— Work required —
In your copy of the entries below, keep every word exactly and leave out all images.

— Component data from apps and pages —
· · ·

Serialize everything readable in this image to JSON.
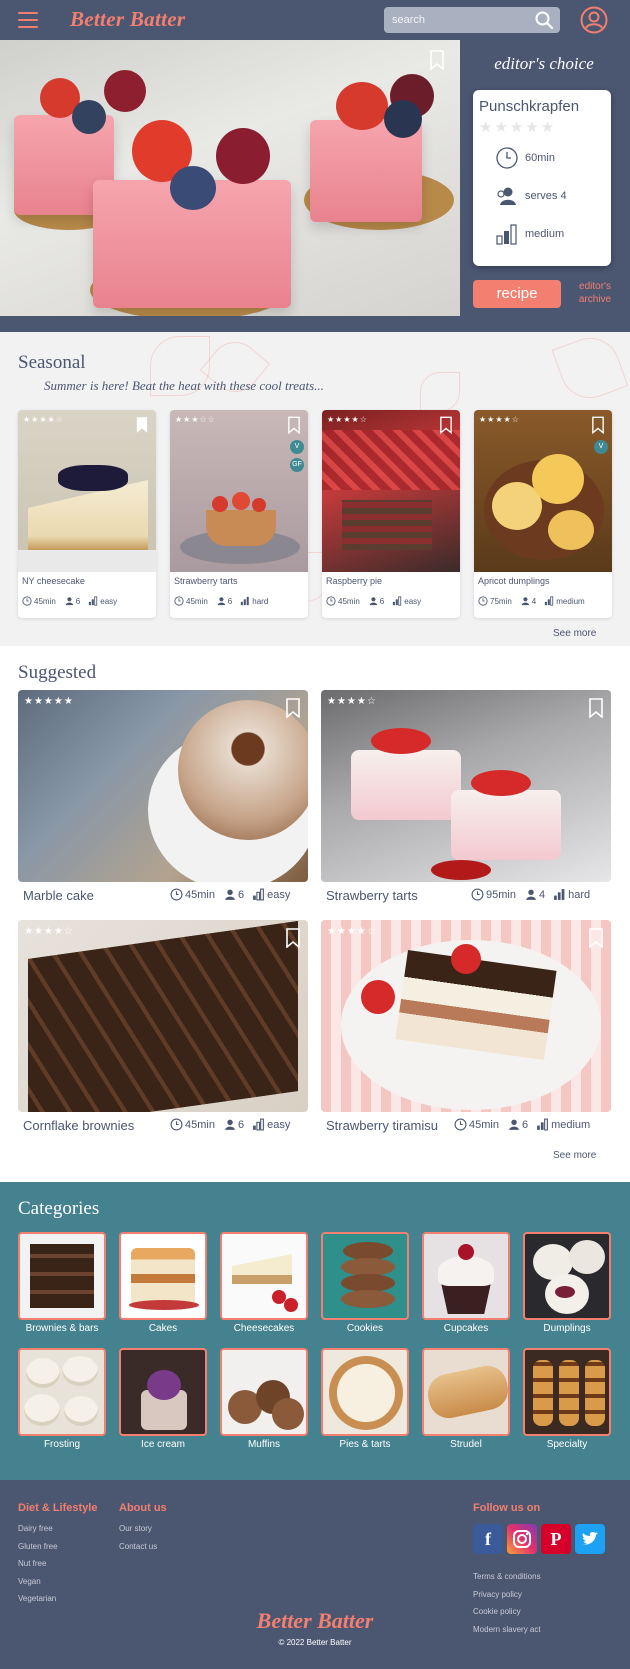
{
  "header": {
    "logo": "Better Batter",
    "search_placeholder": "search"
  },
  "hero": {
    "editors_choice": "editor's choice",
    "recipe_title": "Punschkrapfen",
    "rating": 0,
    "time": "60min",
    "serves": "serves 4",
    "difficulty": "medium",
    "recipe_button": "recipe",
    "archive_line1": "editor's",
    "archive_line2": "archive"
  },
  "seasonal": {
    "title": "Seasonal",
    "subtitle": "Summer is here! Beat the heat with these cool treats...",
    "see_more": "See more",
    "cards": [
      {
        "name": "NY cheesecake",
        "stars": "★★★★☆",
        "time": "45min",
        "serves": "6",
        "difficulty": "easy",
        "badges": []
      },
      {
        "name": "Strawberry tarts",
        "stars": "★★★☆☆",
        "time": "45min",
        "serves": "6",
        "difficulty": "hard",
        "badges": [
          "V",
          "GF"
        ]
      },
      {
        "name": "Raspberry pie",
        "stars": "★★★★☆",
        "time": "45min",
        "serves": "6",
        "difficulty": "easy",
        "badges": []
      },
      {
        "name": "Apricot dumplings",
        "stars": "★★★★☆",
        "time": "75min",
        "serves": "4",
        "difficulty": "medium",
        "badges": [
          "V"
        ]
      }
    ]
  },
  "suggested": {
    "title": "Suggested",
    "see_more": "See more",
    "cards": [
      {
        "name": "Marble cake",
        "stars": "★★★★★",
        "time": "45min",
        "serves": "6",
        "difficulty": "easy"
      },
      {
        "name": "Strawberry tarts",
        "stars": "★★★★☆",
        "time": "95min",
        "serves": "4",
        "difficulty": "hard"
      },
      {
        "name": "Cornflake brownies",
        "stars": "★★★★☆",
        "time": "45min",
        "serves": "6",
        "difficulty": "easy"
      },
      {
        "name": "Strawberry tiramisu",
        "stars": "★★★★☆",
        "time": "45min",
        "serves": "6",
        "difficulty": "medium"
      }
    ]
  },
  "categories": {
    "title": "Categories",
    "items": [
      "Brownies & bars",
      "Cakes",
      "Cheesecakes",
      "Cookies",
      "Cupcakes",
      "Dumplings",
      "Frosting",
      "Ice cream",
      "Muffins",
      "Pies & tarts",
      "Strudel",
      "Specialty"
    ]
  },
  "footer": {
    "diet_title": "Diet & Lifestyle",
    "diet_links": [
      "Dairy free",
      "Gluten free",
      "Nut free",
      "Vegan",
      "Vegetarian"
    ],
    "about_title": "About us",
    "about_links": [
      "Our story",
      "Contact us"
    ],
    "follow_title": "Follow us on",
    "legal_links": [
      "Terms & conditions",
      "Privacy policy",
      "Cookie policy",
      "Modern slavery act"
    ],
    "logo": "Better Batter",
    "copyright": "© 2022 Better Batter"
  },
  "colors": {
    "navy": "#4b5671",
    "coral": "#f27f6f",
    "teal": "#45828f"
  }
}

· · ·

— Finished exercise —
Serialize everything readable in this image to JSON.
{
  "header": {
    "logo": "Better Batter",
    "search_placeholder": "search"
  },
  "hero": {
    "editors_choice": "editor's choice",
    "recipe_title": "Punschkrapfen",
    "rating": 0,
    "time": "60min",
    "serves": "serves 4",
    "difficulty": "medium",
    "recipe_button": "recipe",
    "archive_line1": "editor's",
    "archive_line2": "archive"
  },
  "seasonal": {
    "title": "Seasonal",
    "subtitle": "Summer is here! Beat the heat with these cool treats...",
    "see_more": "See more",
    "cards": [
      {
        "name": "NY cheesecake",
        "stars": "★★★★☆",
        "time": "45min",
        "serves": "6",
        "difficulty": "easy",
        "badges": []
      },
      {
        "name": "Strawberry tarts",
        "stars": "★★★☆☆",
        "time": "45min",
        "serves": "6",
        "difficulty": "hard",
        "badges": [
          "V",
          "GF"
        ]
      },
      {
        "name": "Raspberry pie",
        "stars": "★★★★☆",
        "time": "45min",
        "serves": "6",
        "difficulty": "easy",
        "badges": []
      },
      {
        "name": "Apricot dumplings",
        "stars": "★★★★☆",
        "time": "75min",
        "serves": "4",
        "difficulty": "medium",
        "badges": [
          "V"
        ]
      }
    ]
  },
  "suggested": {
    "title": "Suggested",
    "see_more": "See more",
    "cards": [
      {
        "name": "Marble cake",
        "stars": "★★★★★",
        "time": "45min",
        "serves": "6",
        "difficulty": "easy"
      },
      {
        "name": "Strawberry tarts",
        "stars": "★★★★☆",
        "time": "95min",
        "serves": "4",
        "difficulty": "hard"
      },
      {
        "name": "Cornflake brownies",
        "stars": "★★★★☆",
        "time": "45min",
        "serves": "6",
        "difficulty": "easy"
      },
      {
        "name": "Strawberry tiramisu",
        "stars": "★★★★☆",
        "time": "45min",
        "serves": "6",
        "difficulty": "medium"
      }
    ]
  },
  "categories": {
    "title": "Categories",
    "items": [
      "Brownies & bars",
      "Cakes",
      "Cheesecakes",
      "Cookies",
      "Cupcakes",
      "Dumplings",
      "Frosting",
      "Ice cream",
      "Muffins",
      "Pies & tarts",
      "Strudel",
      "Specialty"
    ]
  },
  "footer": {
    "diet_title": "Diet & Lifestyle",
    "diet_links": [
      "Dairy free",
      "Gluten free",
      "Nut free",
      "Vegan",
      "Vegetarian"
    ],
    "about_title": "About us",
    "about_links": [
      "Our story",
      "Contact us"
    ],
    "follow_title": "Follow us on",
    "legal_links": [
      "Terms & conditions",
      "Privacy policy",
      "Cookie policy",
      "Modern slavery act"
    ],
    "logo": "Better Batter",
    "copyright": "© 2022 Better Batter"
  },
  "colors": {
    "navy": "#4b5671",
    "coral": "#f27f6f",
    "teal": "#45828f"
  }
}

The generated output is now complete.